Is it possible that the nursery rhyme “Sticks and Stones” is a common misconception? The children’s rhyme states that “ 'Sticks and stones may break my bones but names will never hurt me”. Although sticks and stones may break bones, the bones usually heal. However, words can have a lifetime impact on people. In 1984, slogans and manipulation of language scar citizens more than the Party’s physical control. The words of the Party’s doctrine cause a more painful effect than physical control because it has lasting outcome that destroys the citizens psychologically. By the Party falsifying history and making contradictions to reality, it makes its citizens suffer using mind control. In George Orwell’s 1984, the government uses both psychological manipulation and physical control to control its citizens, although psychological manipulation is more effective and can be a result of physical control.

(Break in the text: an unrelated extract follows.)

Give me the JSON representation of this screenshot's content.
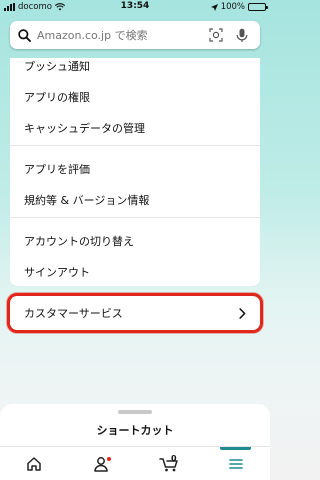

"The Lottery" by Shirley Jackson is a short story about a strange village that blindly follows a non beneficial tradition. Jackson uses several objects in order to convey the overall theme of mob mentality to the reader, such as stones, old man Warner, and the black box. The symbols build upon the story to solidify the theme that mob mentality can ruin a society. Many societies even today struggle with mob mentality especially communist societies. "The Lottery" is a prominent example of how history repeats itself.
In the book 1984 by George Orwell (1949) , the government uses physical and mental methods to control the citizens of Oceania. Orwell portrays an undemocratic government, INGSOC (English Socialism), ruled by a dictator they call big brother. Who seems to have the power to control and the right to anything possible. All the people in Oceania have no freedom at all. The government have physical and mental methods of controlling the population. The following shall be discussed further; the physical (external) and mental (internal) means of control inflicted on the people of Oceania, followed by the interrelationship between both mechanisms of control and if there is a chance for liberation/rebellion.
The concept of a totalitarian society is a major theme throughout the novel 1984. This theme of totalitarianism can also be applied to the world today. The definition of totalitarianism, a concept used by some political scientists, is a state which holds total authority over the society and seeks to control all aspects of public and private life wherever possible. Totalitarianism can be related between the novel 1984 and current events in the real world. George Orwell incorporated the theme of totalitarianism into his novel 1984 to display the ever changing world around him during the time it was written. Comparisons between the world that Orwell described and current world activities can be made. The novel 1984 depicts a totalitarianistic government which can be related to historical events such as World War II, and to events that are currently happening today such as the NSA and the spying incidents that occurred in the United States.
Probably the only country in the world that totally rejects globalization, North Korea, upon becoming a separate country in 1948 when the Korean peninsula was divided into two separate countries in the aftermath of WWII, has emerged today as the world’s most enduring isolated totalitarian socialist society in recent history, according to Freedom House.